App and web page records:

========

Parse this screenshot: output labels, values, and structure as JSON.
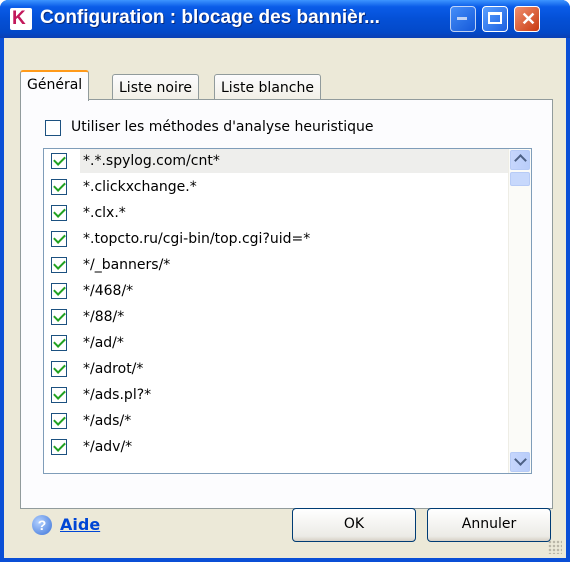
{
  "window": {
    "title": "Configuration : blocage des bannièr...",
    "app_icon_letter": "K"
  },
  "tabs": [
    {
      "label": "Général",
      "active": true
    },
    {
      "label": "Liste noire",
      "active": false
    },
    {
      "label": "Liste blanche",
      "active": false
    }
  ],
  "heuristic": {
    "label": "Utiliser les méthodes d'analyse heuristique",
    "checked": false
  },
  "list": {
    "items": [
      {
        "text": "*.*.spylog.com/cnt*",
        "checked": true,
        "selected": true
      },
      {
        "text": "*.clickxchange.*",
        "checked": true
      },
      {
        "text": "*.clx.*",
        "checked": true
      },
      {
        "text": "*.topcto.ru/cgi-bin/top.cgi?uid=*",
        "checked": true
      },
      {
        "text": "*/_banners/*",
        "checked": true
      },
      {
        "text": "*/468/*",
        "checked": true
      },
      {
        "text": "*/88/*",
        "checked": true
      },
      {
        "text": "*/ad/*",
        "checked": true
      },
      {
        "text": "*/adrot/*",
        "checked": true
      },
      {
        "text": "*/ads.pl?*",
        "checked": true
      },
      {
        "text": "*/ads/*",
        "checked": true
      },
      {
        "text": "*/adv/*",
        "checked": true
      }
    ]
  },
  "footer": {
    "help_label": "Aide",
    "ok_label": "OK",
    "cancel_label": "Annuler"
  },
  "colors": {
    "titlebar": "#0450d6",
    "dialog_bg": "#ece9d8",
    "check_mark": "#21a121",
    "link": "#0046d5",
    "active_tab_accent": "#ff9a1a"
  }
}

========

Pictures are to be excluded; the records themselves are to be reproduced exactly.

Parse this screenshot: output labels, values, and structure as JSON.
{
  "window": {
    "title": "Configuration : blocage des bannièr...",
    "app_icon_letter": "K"
  },
  "tabs": [
    {
      "label": "Général",
      "active": true
    },
    {
      "label": "Liste noire",
      "active": false
    },
    {
      "label": "Liste blanche",
      "active": false
    }
  ],
  "heuristic": {
    "label": "Utiliser les méthodes d'analyse heuristique",
    "checked": false
  },
  "list": {
    "items": [
      {
        "text": "*.*.spylog.com/cnt*",
        "checked": true,
        "selected": true
      },
      {
        "text": "*.clickxchange.*",
        "checked": true
      },
      {
        "text": "*.clx.*",
        "checked": true
      },
      {
        "text": "*.topcto.ru/cgi-bin/top.cgi?uid=*",
        "checked": true
      },
      {
        "text": "*/_banners/*",
        "checked": true
      },
      {
        "text": "*/468/*",
        "checked": true
      },
      {
        "text": "*/88/*",
        "checked": true
      },
      {
        "text": "*/ad/*",
        "checked": true
      },
      {
        "text": "*/adrot/*",
        "checked": true
      },
      {
        "text": "*/ads.pl?*",
        "checked": true
      },
      {
        "text": "*/ads/*",
        "checked": true
      },
      {
        "text": "*/adv/*",
        "checked": true
      }
    ]
  },
  "footer": {
    "help_label": "Aide",
    "ok_label": "OK",
    "cancel_label": "Annuler"
  },
  "colors": {
    "titlebar": "#0450d6",
    "dialog_bg": "#ece9d8",
    "check_mark": "#21a121",
    "link": "#0046d5",
    "active_tab_accent": "#ff9a1a"
  }
}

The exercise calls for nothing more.